The neo-Gothic basilica was built from 1882 to 1885 according to the plans of architect Hilger Hertel the Elder from Münster. Hertel inspected the site on April 5, 1867, and presented the initial construction plans on September 24, 1868. After some modification requests, Bishop Johann Georg Müller reviewed and approved the plans. On June 6, 1871, a formal construction contract was signed with Hertel, but due to the Kulturkampf, the construction start was aborted. Architect Hertel revised the original plan and presented new plans on February 10, 1877. Instead of the initially planned massive building, a lively structure in Gothic style was now planned. Round columns made of sandstone were erected instead of the originally planned rectangular brick columns in the interior. The old tower base was not preserved; instead, a new one more suitable for the Gothic church was constructed.

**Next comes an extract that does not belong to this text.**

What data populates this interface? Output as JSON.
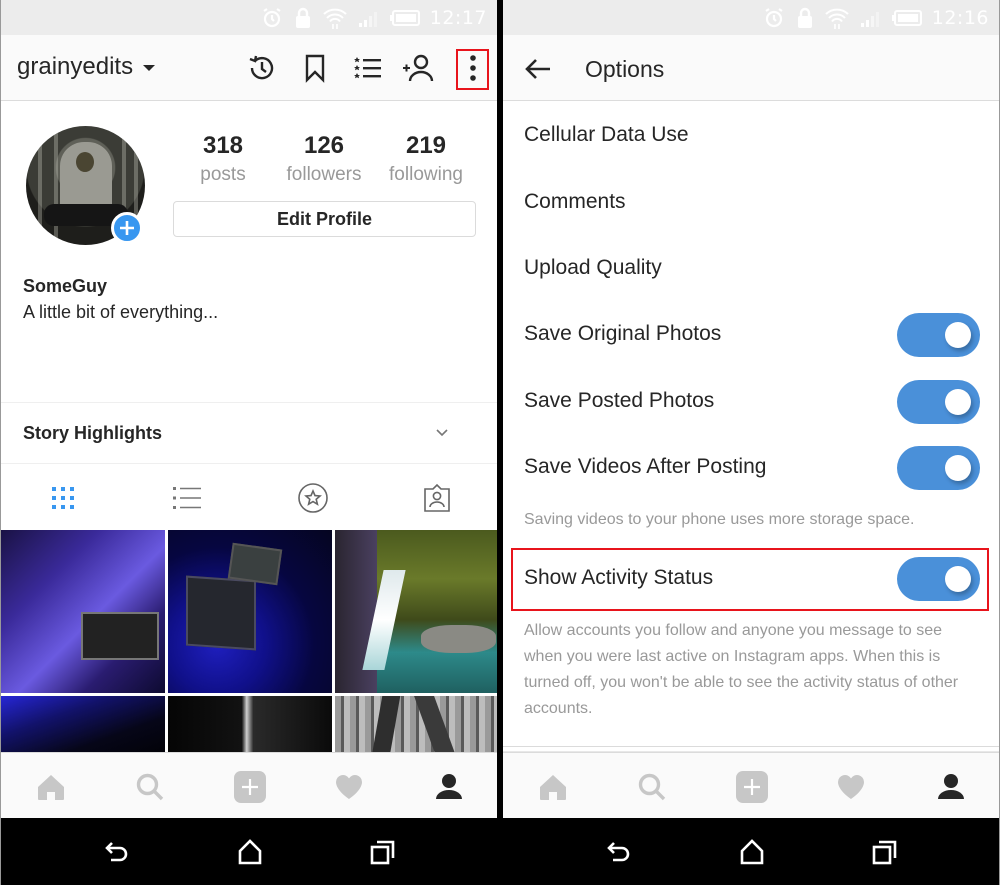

The cornerstone was laid on June 3, 1877, and on May 1, 1878, the transept and choir were consecrated, with the first masses being celebrated. The nave was completed on November 1, 1879, and the building received the planned furnishings by Hertel. Bishop Johannes Bernhard Brinkmann had been forced to leave the bishopric during the Kulturkampf and lived in exile in the Netherlands. He returned to Münster in 1884 and consecrated the St. Vitus Church on October 6, 1885.
The building is 46.10 meters long and 21.55 meters wide, with the transept being 1.25 meters wider on each side. The church interior is 16.55 meters high, and the tower, including the cross and weathercock, has a height of 66 meters (the cross and weathercock have a height of two meters). A total of 1,113,600 bricks were used in the construction. The path around the church was paved at the end of the 19th century. The interior lighting was improved in 1893 by installing nine large oil lamps. Decorative painter Anton Schräder from Münster was commissioned in 1894 to paint the interior. The sound openings in the tower are planned to be reduced and renewed in the foreseeable future to achieve a more harmonious and melodious blending of the bells during a full peal.
Until 2015, there was an organ on the west gallery dating back to 1885, built by organ builder Friedrich Fleiter (Münster). The current organ, constructed in 2015, was built by the company Orgelbau Merten (Remagen), incorporating nine stops from the Fleiter organ. In addition to some new stops, pipes from an organ built in 1872 by the British organ building company Willis & Sons for a church in Lancaster were also reused. This organ stood in Liverpool from 1950 to 2012. The historical case of the Fleiter organ was reused. The organ comprises 31 stops, including an extended stop, distributed across two manuals and pedal. The Swell division (2nd manual) is divided into a Labial division (Division A) and a Reed division (Division B). Both divisions can be played independently and coupled.